I get bombarded with images of what I’m supposed to want. When the table settings, or the festive guests or the showroom kitchen don’t quite match what’s actually in front of me, I feel dissatisfaction creep in. And when we get to that point I can pretty much kiss gratitude good-bye.
So here I am in my house with dirty dishes and piles of clothes, some clean and some dirty, but I’m not sure quite which are which, and I’m deciding to be thankful for what I ACTUALLY live with. The stuff, the people, the reality. My gratitude list does not involve artfully constructed words that make the simplest piece of fruit sound like a work of art. Rather it goes something like this:
I am thankful for…
sharpie pen on the wall
moldy leftovers in the fridge
girls in timeouts
You might not see these items in a typical Thanksgiving commercial, but here is what they mean to me. Sharpie pen on the wall means precious hands that share a warm, safe home with me. Moldy leftovers in the fridge means access to more food than our family can possibly eat. Interrupted sleep means voices in the middle of the night that call out for one person, “Mommy!” And girls in timeouts means children who explore limits and parents who love them enough to set them.

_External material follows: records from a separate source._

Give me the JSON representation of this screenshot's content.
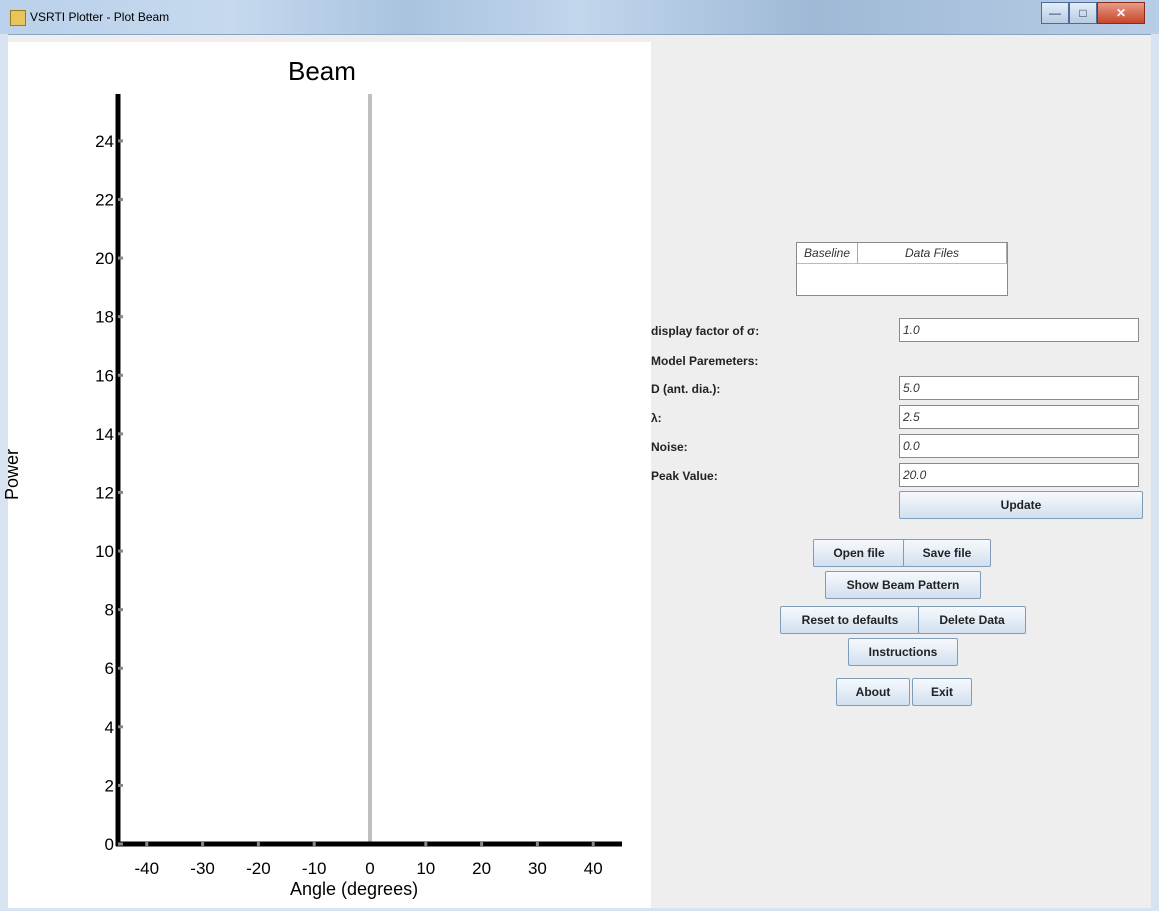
{
  "window": {
    "title": "VSRTI Plotter - Plot Beam",
    "minimize_icon": "minimize-icon",
    "maximize_icon": "maximize-icon",
    "close_icon": "close-icon"
  },
  "chart_data": {
    "type": "line",
    "title": "Beam",
    "xlabel": "Angle (degrees)",
    "ylabel": "Power",
    "xlim": [
      -45,
      45
    ],
    "ylim": [
      0,
      25
    ],
    "x_ticks": [
      -40,
      -30,
      -20,
      -10,
      0,
      10,
      20,
      30,
      40
    ],
    "y_ticks": [
      0,
      2,
      4,
      6,
      8,
      10,
      12,
      14,
      16,
      18,
      20,
      22,
      24
    ],
    "x_tick_labels": [
      "-40",
      "-30",
      "-20",
      "-10",
      "0",
      "10",
      "20",
      "30",
      "40"
    ],
    "y_tick_labels": [
      "0",
      "2",
      "4",
      "6",
      "8",
      "10",
      "12",
      "14",
      "16",
      "18",
      "20",
      "22",
      "24"
    ],
    "center_line_color": "#c0c0c0",
    "series": []
  },
  "table": {
    "columns": [
      "Baseline",
      "Data Files"
    ],
    "rows": []
  },
  "params": {
    "display_factor_label": "display factor of σ:",
    "display_factor_value": "1.0",
    "model_label": "Model Paremeters:",
    "d_label": "D (ant. dia.):",
    "d_value": "5.0",
    "lambda_label": "λ:",
    "lambda_value": "2.5",
    "noise_label": "Noise:",
    "noise_value": "0.0",
    "peak_label": "Peak Value:",
    "peak_value": "20.0"
  },
  "buttons": {
    "update": "Update",
    "open_file": "Open file",
    "save_file": "Save file",
    "show_beam": "Show Beam Pattern",
    "reset": "Reset to defaults",
    "delete": "Delete Data",
    "instructions": "Instructions",
    "about": "About",
    "exit": "Exit"
  }
}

I am thankful for this beautiful mess of a home and a family. We probably couldn’t sell you any Christmas lights or iPads, so I don’t expect a camera crew to arrive anytime soon. But I wish they would at least go to a REAL family gathering where the mom is cowered in the corner trying to nurse her kicking baby. Because that is reality. And I’m thankful for mine.